### EXERCISE PROMPT
Filter task. Return each line of the material that holds the string "point".

### ENTRIES SHOWN

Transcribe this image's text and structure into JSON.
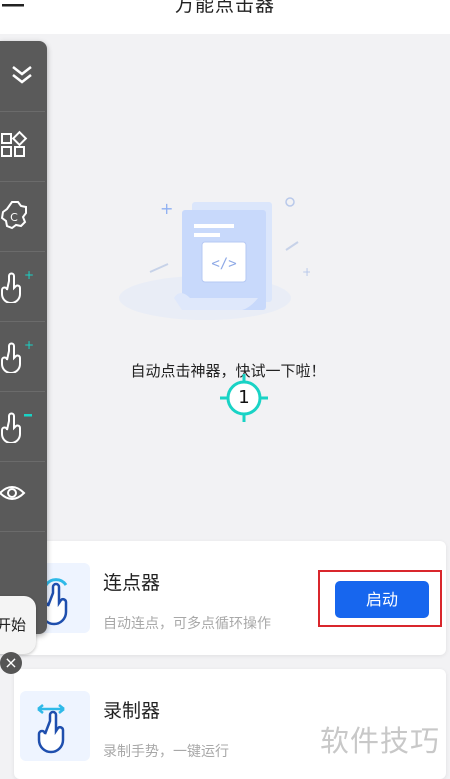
{
  "header": {
    "title": "万能点击器"
  },
  "empty_state": {
    "tagline": "自动点击神器，快试一下啦！"
  },
  "target_marker": {
    "number": "1"
  },
  "float_toolbar": {
    "items": [
      {
        "icon": "collapse-icon"
      },
      {
        "icon": "grid-icon"
      },
      {
        "icon": "settings-icon"
      },
      {
        "icon": "add-tap-point-icon"
      },
      {
        "icon": "add-swipe-point-icon"
      },
      {
        "icon": "remove-point-icon"
      },
      {
        "icon": "eye-icon"
      }
    ],
    "start_label": "开始",
    "close_symbol": "×"
  },
  "cards": [
    {
      "title": "连点器",
      "desc": "自动连点，可多点循环操作",
      "action_label": "启动"
    },
    {
      "title": "录制器",
      "desc": "录制手势，一键运行"
    }
  ],
  "watermark": "软件技巧",
  "colors": {
    "primary": "#1766ee",
    "highlight": "#d9262c",
    "accent": "#19d3c5"
  }
}
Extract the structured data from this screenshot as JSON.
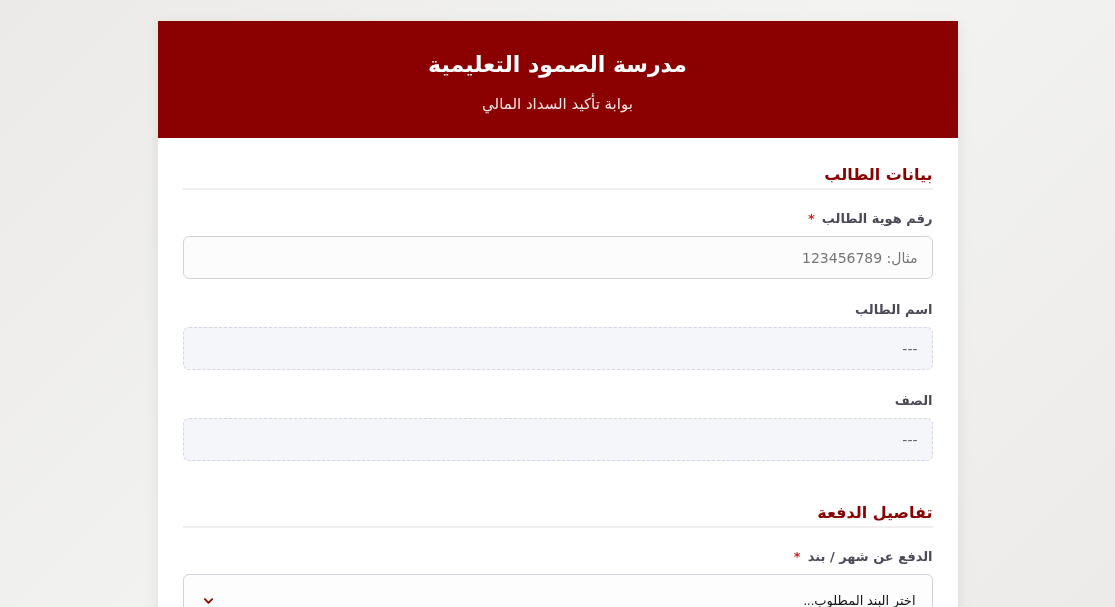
{
  "header": {
    "title": "مدرسة الصمود التعليمية",
    "subtitle": "بوابة تأكيد السداد المالي"
  },
  "sections": [
    {
      "title": "بيانات الطالب",
      "fields": [
        {
          "kind": "input",
          "label": "رقم هوية الطالب",
          "asterisk": "*",
          "placeholder": "مثال: 123456789"
        },
        {
          "kind": "readonly",
          "label": "اسم الطالب",
          "value": "---"
        },
        {
          "kind": "readonly",
          "label": "الصف",
          "value": "---"
        }
      ]
    },
    {
      "title": "تفاصيل الدفعة",
      "fields": [
        {
          "kind": "select",
          "label": "الدفع عن شهر / بند",
          "asterisk": "*",
          "value": "اختر البند المطلوب..."
        }
      ]
    }
  ]
}
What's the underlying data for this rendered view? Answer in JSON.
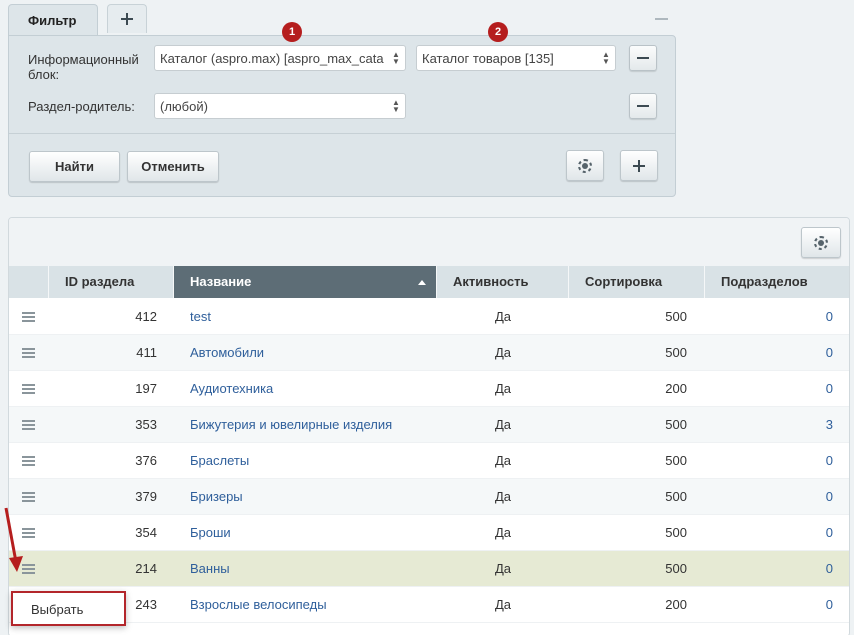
{
  "filter": {
    "tab_label": "Фильтр",
    "iblock_label": "Информационный блок:",
    "iblock_type_value": "Каталог (aspro.max) [aspro_max_cata",
    "iblock_value": "Каталог товаров [135]",
    "parent_label": "Раздел-родитель:",
    "parent_value": "(любой)",
    "find_label": "Найти",
    "cancel_label": "Отменить",
    "badges": [
      "1",
      "2"
    ]
  },
  "grid": {
    "columns": [
      "ID раздела",
      "Название",
      "Активность",
      "Сортировка",
      "Подразделов"
    ],
    "sorted_column": "Название",
    "rows": [
      {
        "id": "412",
        "name": "test",
        "active": "Да",
        "sort": "500",
        "sub": "0"
      },
      {
        "id": "411",
        "name": "Автомобили",
        "active": "Да",
        "sort": "500",
        "sub": "0"
      },
      {
        "id": "197",
        "name": "Аудиотехника",
        "active": "Да",
        "sort": "200",
        "sub": "0"
      },
      {
        "id": "353",
        "name": "Бижутерия и ювелирные изделия",
        "active": "Да",
        "sort": "500",
        "sub": "3"
      },
      {
        "id": "376",
        "name": "Браслеты",
        "active": "Да",
        "sort": "500",
        "sub": "0"
      },
      {
        "id": "379",
        "name": "Бризеры",
        "active": "Да",
        "sort": "500",
        "sub": "0"
      },
      {
        "id": "354",
        "name": "Броши",
        "active": "Да",
        "sort": "500",
        "sub": "0"
      },
      {
        "id": "214",
        "name": "Ванны",
        "active": "Да",
        "sort": "500",
        "sub": "0"
      },
      {
        "id": "243",
        "name": "Взрослые велосипеды",
        "active": "Да",
        "sort": "200",
        "sub": "0"
      }
    ],
    "highlighted_row": "214"
  },
  "popup": {
    "select_label": "Выбрать"
  },
  "colors": {
    "accent_red": "#b51e1e",
    "link": "#2f5f9b",
    "header_sorted": "#5d6d76"
  }
}
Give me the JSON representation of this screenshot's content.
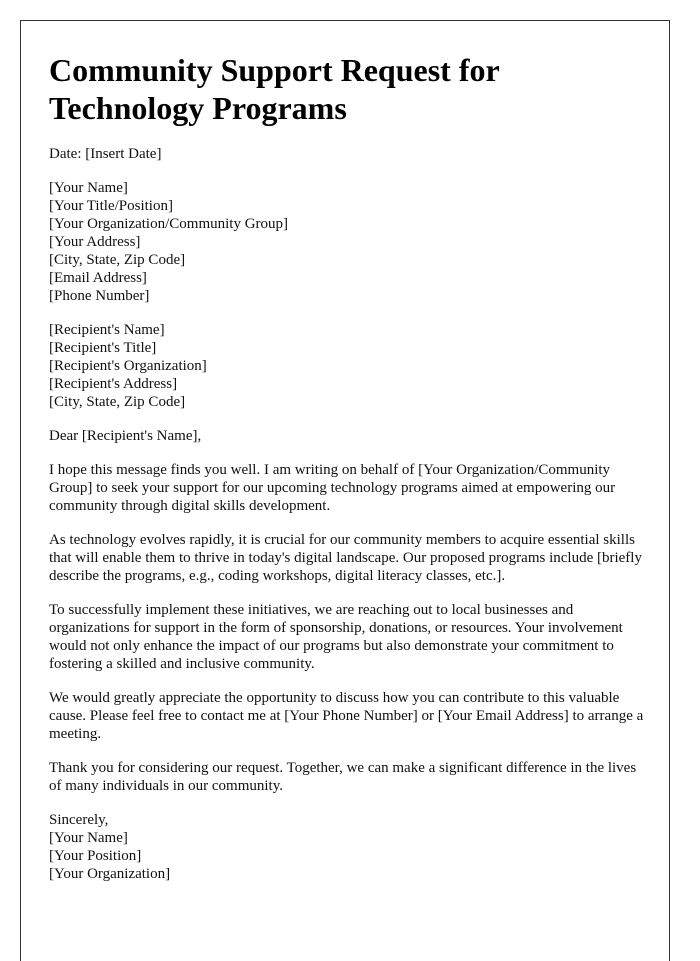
{
  "document": {
    "title": "Community Support Request for Technology Programs",
    "date_line": "Date: [Insert Date]",
    "sender": [
      "[Your Name]",
      "[Your Title/Position]",
      "[Your Organization/Community Group]",
      "[Your Address]",
      "[City, State, Zip Code]",
      "[Email Address]",
      "[Phone Number]"
    ],
    "recipient": [
      "[Recipient's Name]",
      "[Recipient's Title]",
      "[Recipient's Organization]",
      "[Recipient's Address]",
      "[City, State, Zip Code]"
    ],
    "salutation": "Dear [Recipient's Name],",
    "paragraphs": [
      "I hope this message finds you well. I am writing on behalf of [Your Organization/Community Group] to seek your support for our upcoming technology programs aimed at empowering our community through digital skills development.",
      "As technology evolves rapidly, it is crucial for our community members to acquire essential skills that will enable them to thrive in today's digital landscape. Our proposed programs include [briefly describe the programs, e.g., coding workshops, digital literacy classes, etc.].",
      "To successfully implement these initiatives, we are reaching out to local businesses and organizations for support in the form of sponsorship, donations, or resources. Your involvement would not only enhance the impact of our programs but also demonstrate your commitment to fostering a skilled and inclusive community.",
      "We would greatly appreciate the opportunity to discuss how you can contribute to this valuable cause. Please feel free to contact me at [Your Phone Number] or [Your Email Address] to arrange a meeting.",
      "Thank you for considering our request. Together, we can make a significant difference in the lives of many individuals in our community."
    ],
    "closing": "Sincerely,",
    "signature": [
      "[Your Name]",
      "[Your Position]",
      "[Your Organization]"
    ]
  }
}
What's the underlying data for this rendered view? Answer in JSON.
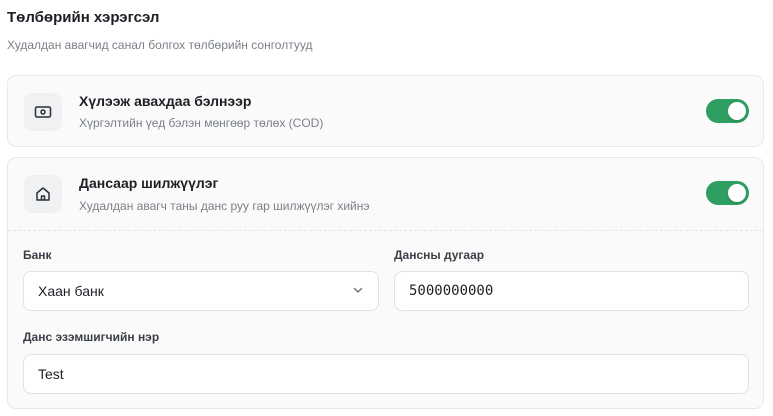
{
  "section": {
    "title": "Төлбөрийн хэрэгсэл",
    "subtitle": "Худалдан авагчид санал болгох төлбөрийн сонголтууд"
  },
  "options": {
    "cod": {
      "title": "Хүлээж авахдаа бэлнээр",
      "description": "Хүргэлтийн үед бэлэн мөнгөөр төлөх (COD)",
      "icon": "cash-icon",
      "enabled": true
    },
    "bank_transfer": {
      "title": "Дансаар шилжүүлэг",
      "description": "Худалдан авагч таны данс руу гар шилжүүлэг хийнэ",
      "icon": "bank-icon",
      "enabled": true
    }
  },
  "bank_form": {
    "bank_label": "Банк",
    "bank_value": "Хаан банк",
    "account_label": "Дансны дугаар",
    "account_value": "5000000000",
    "holder_label": "Данс эзэмшигчийн нэр",
    "holder_value": "Test"
  },
  "colors": {
    "toggle_on": "#2f9e61",
    "card_bg": "#fafafb",
    "border": "#e7e9ec"
  }
}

### SOLUTION FOR THIS PROBLEM
        "icon": "add-tap-point-icon"
        "icon": "add-swipe-point-icon"
        "icon": "remove-point-icon"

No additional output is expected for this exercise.